He worked as a chemist until his retirement. About ten years ago, his wife turned her love for dolls-both antique and modern-into a shop in Bellmore. Donna helps out there afternoons; and many people drop in just to say hello and exchange a few words with her.
Donna began special education at age 3 in schools on Long Island. When she reached her mid-teens, her parents did not think she was getting anything out of the special classes, so they enrolled her in the local public high school, which had tracks for children with special needs. She learned typing, filing, collating, packaging and other skills which make her an asset in the family business. She stayed in school until she was 21, and received a standing ovation from the other students at graduation.
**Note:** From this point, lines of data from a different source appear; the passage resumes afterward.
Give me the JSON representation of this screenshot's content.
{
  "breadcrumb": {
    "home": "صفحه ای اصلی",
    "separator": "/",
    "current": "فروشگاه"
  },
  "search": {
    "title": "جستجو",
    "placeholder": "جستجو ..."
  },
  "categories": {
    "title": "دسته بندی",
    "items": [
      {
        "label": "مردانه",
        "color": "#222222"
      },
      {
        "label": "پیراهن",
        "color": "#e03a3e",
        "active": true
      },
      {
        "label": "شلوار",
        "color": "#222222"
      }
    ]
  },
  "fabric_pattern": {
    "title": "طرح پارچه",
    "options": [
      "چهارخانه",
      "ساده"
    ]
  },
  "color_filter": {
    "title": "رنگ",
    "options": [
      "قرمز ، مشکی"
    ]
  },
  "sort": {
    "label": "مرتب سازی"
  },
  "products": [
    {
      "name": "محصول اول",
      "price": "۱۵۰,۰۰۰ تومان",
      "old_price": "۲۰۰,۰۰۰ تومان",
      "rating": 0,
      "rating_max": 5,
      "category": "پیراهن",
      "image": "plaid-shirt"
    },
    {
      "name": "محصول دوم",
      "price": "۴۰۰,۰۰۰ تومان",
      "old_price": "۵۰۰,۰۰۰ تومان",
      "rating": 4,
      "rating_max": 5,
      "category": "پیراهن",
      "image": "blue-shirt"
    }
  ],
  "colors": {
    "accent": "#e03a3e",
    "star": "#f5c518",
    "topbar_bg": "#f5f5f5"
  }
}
"Wherever she has gone, she has been loved," says her mother. "I don't know anybody who does not love Donna. Her behavior has always been exemplary, which isn't always the case with children with her condition. She presents herself well, always insists on being well dressed, and interacts with people well. People see in her a peaceful and serene person."
Recently, an artist who was exhibiting her dolls at the store said to her, "Donna, you must really love dolls." She responded, "Not really. Not so much any more," referring to her intensified love of religious objects since her consecration. Her collection at home features an array of saints' statues and other religious objects, including a doll of Padre Pio, the Capuchin monk who bore the stigmata, and a fair likeness of Pope John Paul II, whom she calls "my Holy Father."
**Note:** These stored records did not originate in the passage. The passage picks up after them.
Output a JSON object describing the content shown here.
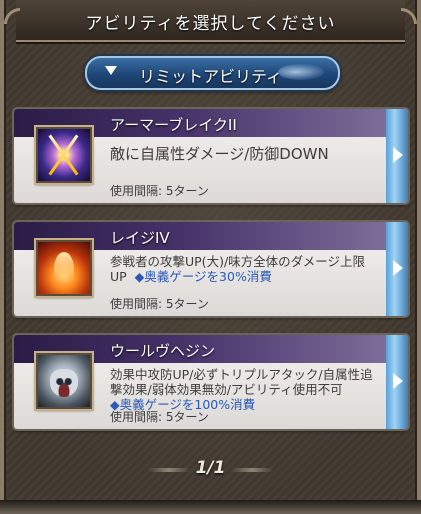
{
  "header": {
    "title": "アビリティを選択してください"
  },
  "tab": {
    "label": "リミットアビリティ"
  },
  "abilities": [
    {
      "name": "アーマーブレイクII",
      "description": "敵に自属性ダメージ/防御DOWN",
      "cost": "",
      "cooldown": "使用間隔: 5ターン",
      "icon": "armor-break-icon"
    },
    {
      "name": "レイジIV",
      "description": "参戦者の攻撃UP(大)/味方全体のダメージ上限UP",
      "cost": "◆奥義ゲージを30%消費",
      "cooldown": "使用間隔: 5ターン",
      "icon": "rage-icon"
    },
    {
      "name": "ウールヴヘジン",
      "description": "効果中攻防UP/必ずトリプルアタック/自属性追撃効果/弱体効果無効/アビリティ使用不可",
      "cost": "◆奥義ゲージを100%消費",
      "cooldown": "使用間隔: 5ターン",
      "icon": "wolf-icon"
    }
  ],
  "pager": {
    "text": "1/1"
  },
  "colors": {
    "accent": "#1e4677",
    "cost_text": "#2a59b8",
    "name_band": "#463269"
  }
}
She has many pictures of herself with Mother Angelica, taken during her two visits to EWTN. The two took an instant liking to one another, and Donna expressed to Mother a deep desire to become a cloistered nun. Donna carries everywhere a well-worn book of meditations written by Mother Angelica, and often watches EWTN.
"I think Mother Angelica has influenced our daughter very deeply," says Dorothy Camilleri. "She is a very holy and deeply spiritual nun. She took Donna in her arms and talked to her like her own daughter. I wasn't surprised that Donna wanted to take the religious name Sister Angelica."
Growing up with Donna as the youngest has made all her siblings especially sensitive to people with handicaps. More generally, they have felt called to witness to the deep love Christ has for His "little ones." One of Donna's brothers lives at home and helps with the bookkeeping for the store. Her three other brothers and three sisters live in or around Long Island. One sister, Marijane, is temporarily in Rome, studying for a doctorate in canon law at the Angelicum. She has a civil law degree and is a member of the bar in Pennsylvania.
"They all take great pleasure in being with her," says her mother, "and have told me many times how empty their lives would be without her. I sometimes worry for the future. If I should predecease Donna, what would happen to her? All of my other children have said that they would take her into their homes. Marijane has said to me that as a single woman, she sees that it is her special calling to take care of Donna if anything should happen to me. That's so comforting to know. But I guess I still have the feeling like any mother, that no one can quite do it the same as I can."